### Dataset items
-=-=-=-=-

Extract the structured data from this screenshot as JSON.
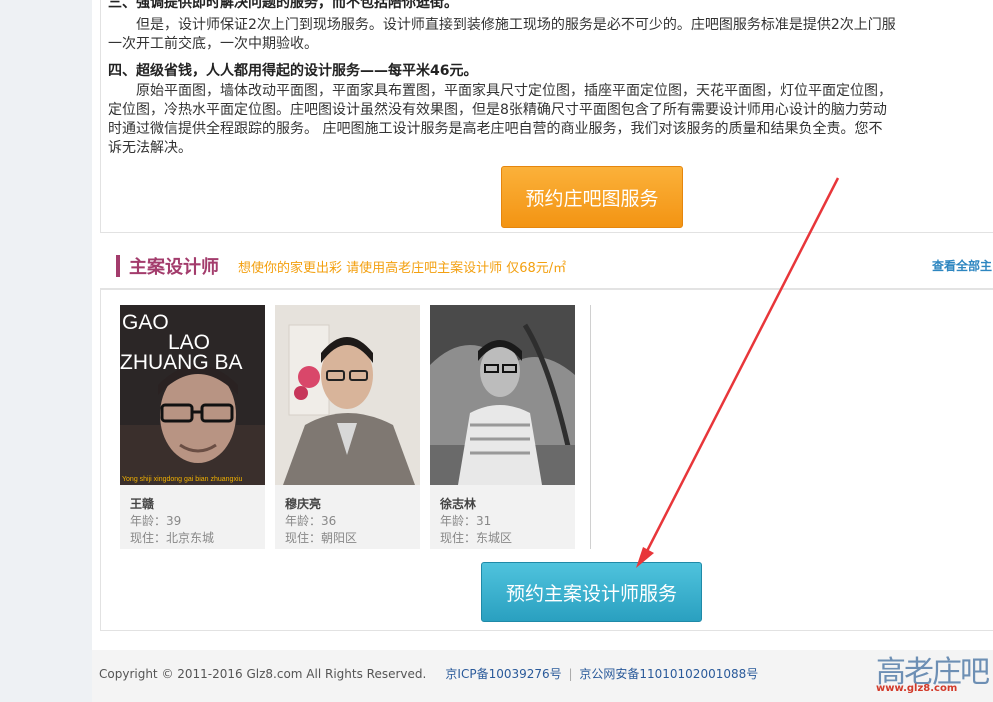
{
  "article": {
    "sec3_heading": "三、强调提供即时解决问题的服务，而不包括陪你逛街。",
    "sec3_p1": "但是，设计师保证2次上门到现场服务。设计师直接到装修施工现场的服务是必不可少的。庄吧图服务标准是提供2次上门服",
    "sec3_p2": "一次开工前交底，一次中期验收。",
    "sec4_heading": "四、超级省钱，人人都用得起的设计服务——每平米46元。",
    "sec4_p1": "原始平面图，墙体改动平面图，平面家具布置图，平面家具尺寸定位图，插座平面定位图，天花平面图，灯位平面定位图，",
    "sec4_p2": "定位图，冷热水平面定位图。庄吧图设计虽然没有效果图，但是8张精确尺寸平面图包含了所有需要设计师用心设计的脑力劳动",
    "sec4_p3": "时通过微信提供全程跟踪的服务。 庄吧图施工设计服务是高老庄吧自营的商业服务，我们对该服务的质量和结果负全责。您不",
    "sec4_p4": "诉无法解决。",
    "book_button": "预约庄吧图服务"
  },
  "designers": {
    "title": "主案设计师",
    "subtitle": "想使你的家更出彩 请使用高老庄吧主案设计师 仅68元/㎡",
    "view_all": "查看全部主",
    "photo_text": {
      "line1": "GAO",
      "line2": "LAO",
      "line3": "ZHUANG BA",
      "caption": "Yong shiji xingdong gai bian zhuangxiu"
    },
    "cards": [
      {
        "name": "王赣",
        "age": "年龄：39",
        "location": "现住：北京东城"
      },
      {
        "name": "穆庆亮",
        "age": "年龄：36",
        "location": "现住：朝阳区"
      },
      {
        "name": "徐志林",
        "age": "年龄：31",
        "location": "现住：东城区"
      }
    ],
    "book_button": "预约主案设计师服务"
  },
  "footer": {
    "copyright": "Copyright © 2011-2016 Glz8.com All Rights Reserved.",
    "icp": "京ICP备10039276号",
    "sep": "|",
    "police": "京公网安备11010102001088号"
  },
  "watermark": {
    "text": "高老庄吧",
    "url": "www.glz8.com"
  },
  "colors": {
    "accent_purple": "#a33c6c",
    "orange_button": "#f39413",
    "teal_button": "#2aa0c0",
    "arrow_red": "#e8363a"
  },
  "icons": {
    "annotation": "red-arrow"
  }
}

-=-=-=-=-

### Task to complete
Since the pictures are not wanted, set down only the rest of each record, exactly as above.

### Answer for this exercise
Extract the structured data from this screenshot as JSON.
{
  "article": {
    "sec3_heading": "三、强调提供即时解决问题的服务，而不包括陪你逛街。",
    "sec3_p1": "但是，设计师保证2次上门到现场服务。设计师直接到装修施工现场的服务是必不可少的。庄吧图服务标准是提供2次上门服",
    "sec3_p2": "一次开工前交底，一次中期验收。",
    "sec4_heading": "四、超级省钱，人人都用得起的设计服务——每平米46元。",
    "sec4_p1": "原始平面图，墙体改动平面图，平面家具布置图，平面家具尺寸定位图，插座平面定位图，天花平面图，灯位平面定位图，",
    "sec4_p2": "定位图，冷热水平面定位图。庄吧图设计虽然没有效果图，但是8张精确尺寸平面图包含了所有需要设计师用心设计的脑力劳动",
    "sec4_p3": "时通过微信提供全程跟踪的服务。 庄吧图施工设计服务是高老庄吧自营的商业服务，我们对该服务的质量和结果负全责。您不",
    "sec4_p4": "诉无法解决。",
    "book_button": "预约庄吧图服务"
  },
  "designers": {
    "title": "主案设计师",
    "subtitle": "想使你的家更出彩 请使用高老庄吧主案设计师 仅68元/㎡",
    "view_all": "查看全部主",
    "photo_text": {
      "line1": "GAO",
      "line2": "LAO",
      "line3": "ZHUANG BA",
      "caption": "Yong shiji xingdong gai bian zhuangxiu"
    },
    "cards": [
      {
        "name": "王赣",
        "age": "年龄：39",
        "location": "现住：北京东城"
      },
      {
        "name": "穆庆亮",
        "age": "年龄：36",
        "location": "现住：朝阳区"
      },
      {
        "name": "徐志林",
        "age": "年龄：31",
        "location": "现住：东城区"
      }
    ],
    "book_button": "预约主案设计师服务"
  },
  "footer": {
    "copyright": "Copyright © 2011-2016 Glz8.com All Rights Reserved.",
    "icp": "京ICP备10039276号",
    "sep": "|",
    "police": "京公网安备11010102001088号"
  },
  "watermark": {
    "text": "高老庄吧",
    "url": "www.glz8.com"
  },
  "colors": {
    "accent_purple": "#a33c6c",
    "orange_button": "#f39413",
    "teal_button": "#2aa0c0",
    "arrow_red": "#e8363a"
  },
  "icons": {
    "annotation": "red-arrow"
  }
}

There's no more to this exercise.